(Dataset items):
* * * * * * *
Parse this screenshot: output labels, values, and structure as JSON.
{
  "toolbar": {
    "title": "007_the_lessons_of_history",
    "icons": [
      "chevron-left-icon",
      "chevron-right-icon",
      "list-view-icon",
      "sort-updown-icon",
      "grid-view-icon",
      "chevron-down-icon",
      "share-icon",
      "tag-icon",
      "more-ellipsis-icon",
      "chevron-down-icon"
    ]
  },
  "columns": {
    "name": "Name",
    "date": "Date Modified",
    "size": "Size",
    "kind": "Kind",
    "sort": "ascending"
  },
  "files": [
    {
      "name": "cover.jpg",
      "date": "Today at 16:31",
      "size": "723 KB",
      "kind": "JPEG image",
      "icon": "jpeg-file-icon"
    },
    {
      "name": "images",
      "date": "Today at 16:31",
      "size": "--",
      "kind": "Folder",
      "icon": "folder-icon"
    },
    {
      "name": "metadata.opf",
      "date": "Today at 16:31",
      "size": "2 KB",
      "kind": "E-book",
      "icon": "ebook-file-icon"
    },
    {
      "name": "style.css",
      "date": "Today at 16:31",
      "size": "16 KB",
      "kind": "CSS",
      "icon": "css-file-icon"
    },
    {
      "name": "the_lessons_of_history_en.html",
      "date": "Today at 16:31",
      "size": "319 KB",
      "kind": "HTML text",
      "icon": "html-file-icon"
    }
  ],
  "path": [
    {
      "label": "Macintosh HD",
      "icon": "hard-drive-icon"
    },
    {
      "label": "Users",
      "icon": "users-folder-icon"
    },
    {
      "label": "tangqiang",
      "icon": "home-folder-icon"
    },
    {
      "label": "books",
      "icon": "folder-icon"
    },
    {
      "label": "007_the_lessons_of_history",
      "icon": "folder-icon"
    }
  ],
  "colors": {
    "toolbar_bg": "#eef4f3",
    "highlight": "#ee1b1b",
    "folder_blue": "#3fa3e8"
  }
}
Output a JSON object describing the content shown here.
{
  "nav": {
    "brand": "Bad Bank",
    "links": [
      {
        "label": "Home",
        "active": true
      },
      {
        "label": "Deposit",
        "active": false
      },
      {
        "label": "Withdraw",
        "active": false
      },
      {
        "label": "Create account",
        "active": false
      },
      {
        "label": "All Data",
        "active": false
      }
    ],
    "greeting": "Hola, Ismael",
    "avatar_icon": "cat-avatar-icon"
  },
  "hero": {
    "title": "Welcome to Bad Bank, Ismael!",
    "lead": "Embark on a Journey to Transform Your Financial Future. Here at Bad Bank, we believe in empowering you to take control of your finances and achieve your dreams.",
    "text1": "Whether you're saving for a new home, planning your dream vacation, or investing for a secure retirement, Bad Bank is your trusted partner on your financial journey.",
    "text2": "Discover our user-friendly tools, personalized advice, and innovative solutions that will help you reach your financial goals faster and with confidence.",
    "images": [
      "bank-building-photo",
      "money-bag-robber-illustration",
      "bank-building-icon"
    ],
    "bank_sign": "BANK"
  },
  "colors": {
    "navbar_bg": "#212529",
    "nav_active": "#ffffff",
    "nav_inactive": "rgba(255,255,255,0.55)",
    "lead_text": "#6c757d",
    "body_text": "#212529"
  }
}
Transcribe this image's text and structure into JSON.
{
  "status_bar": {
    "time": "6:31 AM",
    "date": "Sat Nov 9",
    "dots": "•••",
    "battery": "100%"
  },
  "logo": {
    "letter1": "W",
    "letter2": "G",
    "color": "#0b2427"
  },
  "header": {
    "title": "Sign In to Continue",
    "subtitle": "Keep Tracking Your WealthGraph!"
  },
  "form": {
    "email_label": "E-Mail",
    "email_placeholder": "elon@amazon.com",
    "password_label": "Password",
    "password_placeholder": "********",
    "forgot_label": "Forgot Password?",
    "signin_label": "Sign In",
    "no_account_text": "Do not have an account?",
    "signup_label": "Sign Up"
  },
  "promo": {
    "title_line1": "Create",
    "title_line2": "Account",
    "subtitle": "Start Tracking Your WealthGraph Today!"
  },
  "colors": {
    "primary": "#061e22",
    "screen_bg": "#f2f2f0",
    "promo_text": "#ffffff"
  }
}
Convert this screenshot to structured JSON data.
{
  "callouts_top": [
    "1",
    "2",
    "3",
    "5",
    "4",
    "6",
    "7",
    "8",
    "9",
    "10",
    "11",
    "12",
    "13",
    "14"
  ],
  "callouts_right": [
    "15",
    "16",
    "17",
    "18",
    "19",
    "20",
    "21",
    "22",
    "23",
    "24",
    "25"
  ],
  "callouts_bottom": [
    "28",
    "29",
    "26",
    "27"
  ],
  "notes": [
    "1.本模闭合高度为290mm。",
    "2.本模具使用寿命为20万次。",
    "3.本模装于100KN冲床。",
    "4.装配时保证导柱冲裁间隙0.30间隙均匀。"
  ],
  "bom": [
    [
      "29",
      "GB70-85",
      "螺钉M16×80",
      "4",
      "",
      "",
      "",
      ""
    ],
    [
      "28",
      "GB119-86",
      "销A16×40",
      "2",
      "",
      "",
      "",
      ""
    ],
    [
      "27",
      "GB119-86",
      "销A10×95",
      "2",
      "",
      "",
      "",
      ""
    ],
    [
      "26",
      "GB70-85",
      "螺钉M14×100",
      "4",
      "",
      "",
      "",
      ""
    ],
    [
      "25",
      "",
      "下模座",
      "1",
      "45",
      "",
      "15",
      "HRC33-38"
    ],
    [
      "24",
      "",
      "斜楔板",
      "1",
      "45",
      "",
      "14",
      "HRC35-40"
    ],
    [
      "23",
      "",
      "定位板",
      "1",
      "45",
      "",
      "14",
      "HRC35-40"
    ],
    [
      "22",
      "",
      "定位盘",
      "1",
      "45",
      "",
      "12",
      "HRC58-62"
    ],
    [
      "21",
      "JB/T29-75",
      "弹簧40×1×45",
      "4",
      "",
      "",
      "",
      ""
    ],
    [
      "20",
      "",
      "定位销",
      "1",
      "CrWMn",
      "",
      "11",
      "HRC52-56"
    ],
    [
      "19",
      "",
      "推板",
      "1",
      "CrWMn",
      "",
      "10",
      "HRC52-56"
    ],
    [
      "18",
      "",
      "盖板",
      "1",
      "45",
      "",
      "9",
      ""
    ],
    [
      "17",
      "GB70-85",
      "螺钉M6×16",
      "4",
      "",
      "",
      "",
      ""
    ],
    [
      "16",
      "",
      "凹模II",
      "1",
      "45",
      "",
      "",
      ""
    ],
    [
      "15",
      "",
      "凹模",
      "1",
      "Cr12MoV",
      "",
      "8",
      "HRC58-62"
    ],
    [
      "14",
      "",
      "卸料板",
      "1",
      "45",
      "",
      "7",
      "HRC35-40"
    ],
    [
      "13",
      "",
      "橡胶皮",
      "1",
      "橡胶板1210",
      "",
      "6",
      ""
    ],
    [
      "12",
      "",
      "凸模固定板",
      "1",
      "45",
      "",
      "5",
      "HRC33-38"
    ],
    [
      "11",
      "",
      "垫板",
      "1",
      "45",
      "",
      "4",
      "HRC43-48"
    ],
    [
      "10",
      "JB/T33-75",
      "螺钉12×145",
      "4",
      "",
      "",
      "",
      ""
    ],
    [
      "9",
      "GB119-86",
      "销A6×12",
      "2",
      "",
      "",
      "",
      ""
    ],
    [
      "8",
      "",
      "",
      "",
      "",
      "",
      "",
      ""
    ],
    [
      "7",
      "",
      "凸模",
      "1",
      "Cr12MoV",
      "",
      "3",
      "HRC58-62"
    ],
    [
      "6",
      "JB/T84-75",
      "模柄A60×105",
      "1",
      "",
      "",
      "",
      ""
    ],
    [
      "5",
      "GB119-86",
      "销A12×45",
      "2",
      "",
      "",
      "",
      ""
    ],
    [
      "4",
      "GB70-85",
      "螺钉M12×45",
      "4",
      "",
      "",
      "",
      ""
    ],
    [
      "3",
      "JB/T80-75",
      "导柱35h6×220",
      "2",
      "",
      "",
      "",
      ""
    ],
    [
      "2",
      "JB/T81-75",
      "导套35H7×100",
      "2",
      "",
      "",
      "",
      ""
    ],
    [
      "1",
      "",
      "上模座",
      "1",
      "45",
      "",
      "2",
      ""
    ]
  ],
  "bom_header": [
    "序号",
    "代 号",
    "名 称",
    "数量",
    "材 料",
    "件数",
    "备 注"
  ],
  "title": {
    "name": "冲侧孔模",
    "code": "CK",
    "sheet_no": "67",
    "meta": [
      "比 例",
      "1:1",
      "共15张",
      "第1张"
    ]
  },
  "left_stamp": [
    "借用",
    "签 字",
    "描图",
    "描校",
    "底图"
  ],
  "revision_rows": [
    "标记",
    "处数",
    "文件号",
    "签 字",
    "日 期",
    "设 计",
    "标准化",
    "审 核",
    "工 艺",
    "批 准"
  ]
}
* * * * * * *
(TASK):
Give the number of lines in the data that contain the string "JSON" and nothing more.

(THE COMPLETED TASK):
4